With the complexity of the algorithms and an “SEO expert” around every corner all telling you contradictory information, it is more important than ever to track your efforts. Not a rumor of a rumor about a new ranking indicator, but cold hard data. How are the changes you are making and the content you are creating moving the needle in rankings?
Hint: No one knows all the ranking indicators of Google’s ranking algorithm – not even the employees at Google. What we do know, is that Google is trying to rank results based on the most helpful content around a search query. Spend less time worrying about the next update, and more time creating content that is useful and valuable to your target market.
When it comes to the data, there are dozens of important metrics. Some of the core:
- Search term ranking (make sure you are targeting keywords that are related to your service and have significant search volume)
- Organic traffic to site
- Search Terms (look at what people are searching to land on your site)
What Platform to Use
There are many different SEO platforms. Some are really bad and fairly useless, and some can give you useful and actionable data. Price ranges vary significantly for platforms in this channel as well, but expensive isn’t necessarily better. Test a few platforms before you select one – they almost all have trials that last a week or two.
First, there are some free tools you need to utilize regardless of the third-party platform you select:
- Google Search Console
- Google Keyword Planner
Second, look into some of the third-party platforms and test them out. Some of my favorites:
Again, I highly recommend that you test these platforms. While core features are similar, the UX is significantly varied and there are some powerful tools that you may be interested in that only select platforms offer.
Paid is one of my favorite channels, personally. It is data-rich, you can have very tight segmentation, easily control costs, and lots of options for personalization. What else could a guy want?

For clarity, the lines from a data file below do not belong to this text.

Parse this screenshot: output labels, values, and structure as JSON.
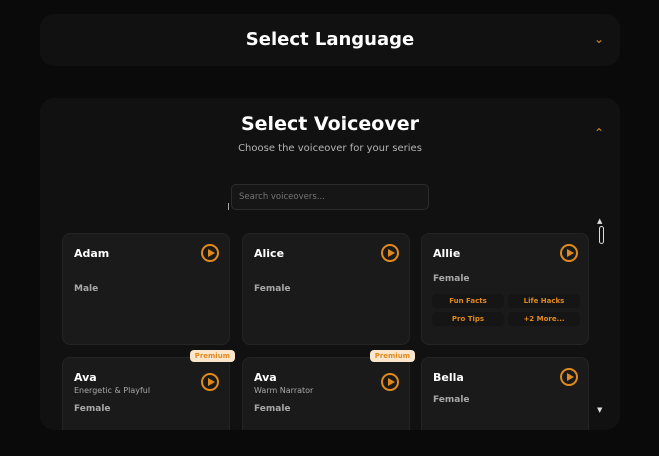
{
  "language": {
    "title": "Select Language"
  },
  "voiceover": {
    "title": "Select Voiceover",
    "subtitle": "Choose the voiceover for your  series",
    "search_placeholder": "Search voiceovers..."
  },
  "cards": [
    {
      "name": "Adam",
      "gender": "Male"
    },
    {
      "name": "Alice",
      "gender": "Female"
    },
    {
      "name": "Allie",
      "gender": "Female",
      "tags": [
        "Fun Facts",
        "Life Hacks",
        "Pro Tips",
        "+2 More..."
      ]
    },
    {
      "name": "Ava",
      "desc": "Energetic & Playful",
      "gender": "Female",
      "badge": "Premium"
    },
    {
      "name": "Ava",
      "desc": "Warm Narrator",
      "gender": "Female",
      "badge": "Premium"
    },
    {
      "name": "Bella",
      "gender": "Female"
    }
  ],
  "colors": {
    "accent": "#e08a1e",
    "badge_bg": "#fbe6cc"
  }
}
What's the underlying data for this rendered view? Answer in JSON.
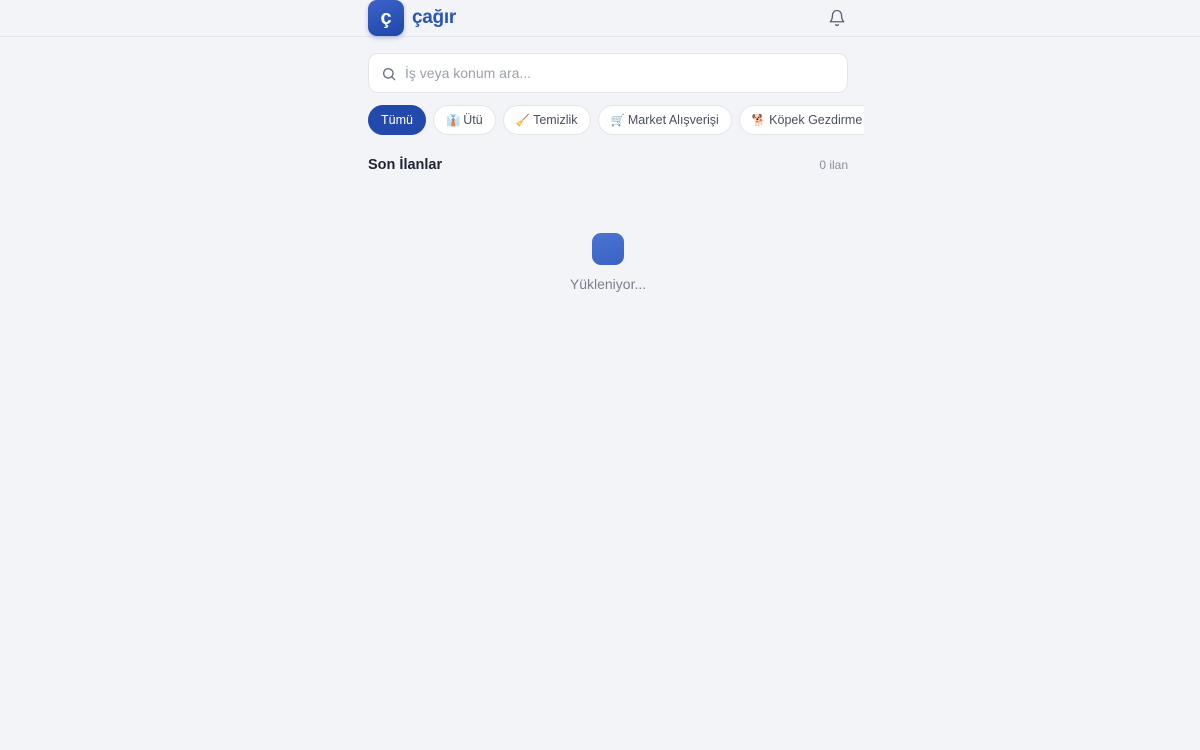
{
  "header": {
    "logo_letter": "ç",
    "brand": "çağır",
    "notifications_icon": "bell-icon"
  },
  "search": {
    "placeholder": "İş veya konum ara...",
    "value": "",
    "icon": "search-icon"
  },
  "categories": [
    {
      "emoji": "",
      "label": "Tümü",
      "active": true
    },
    {
      "emoji": "👔",
      "label": "Ütü",
      "active": false
    },
    {
      "emoji": "🧹",
      "label": "Temizlik",
      "active": false
    },
    {
      "emoji": "🛒",
      "label": "Market Alışverişi",
      "active": false
    },
    {
      "emoji": "🐕",
      "label": "Köpek Gezdirme",
      "active": false
    }
  ],
  "listings": {
    "title": "Son İlanlar",
    "count": "0 ilan",
    "loading_text": "Yükleniyor..."
  },
  "colors": {
    "accent": "#2349ad",
    "brand_text": "#2a55b8",
    "background": "#f3f4f8"
  }
}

That being said, it is also one of the easiest channels to waste your money on. A small mistake like not setting geographical limits is essentially equivalent to paying money to visit a pre-school and give an elevator pitch. Don’t spend time and resources telling people who you can’t sell to about your product. If you don’t sell your services in Bangledesh, then be certain you aren’t paying to tell them all about it.
Mistakes aside, paid platforms give you a lot of information about your ad’s performance and where they are showing up. In addition, the nature of paid ads allows you to test quickly and figure out how to get the highest ROI for your efforts.
Here are a few data points to pay special attention to
- Traffic behavior (time on page, pages per visit, etc. for just the paid channel)
Notice I didn’t say impressions. If you focus on clicks and CTR, then impressions will follow. I have found that putting too much emphasis on impressions is a slippery slope to getting less relevant traffic on your site.
I believe that you should track ROI for any channel you have, not just paid. That being said, when both my time and my money are on the line, I want to be doubly sure that I am investing it wisely. It is fairly easy to track ROI with paid ads specifically, so make sure to have that system in place before you spend your first dollar on ads.
What Platform to Use
There are several places you can have paid ads, but the best place to start is Google Ads. They have the lion’s share of the market, the ability to target VERY specifically, and can be connected to Google Analytics for additional data points.
There was a lot of information here, but I hope that you now have a bit more insight into tracking data points and the platforms to use to do so.
Data-Centric B2B Marketing
Making sure to do all this can be complicated, and the information above really just scratches the surface. How to optimize, connecting the different systems into a singular platform, and the strategy behind marketing efforts are all conversations for another day.
That being said, if you are looking for help generating leads for your business in an ROI-centric way, let’s talk.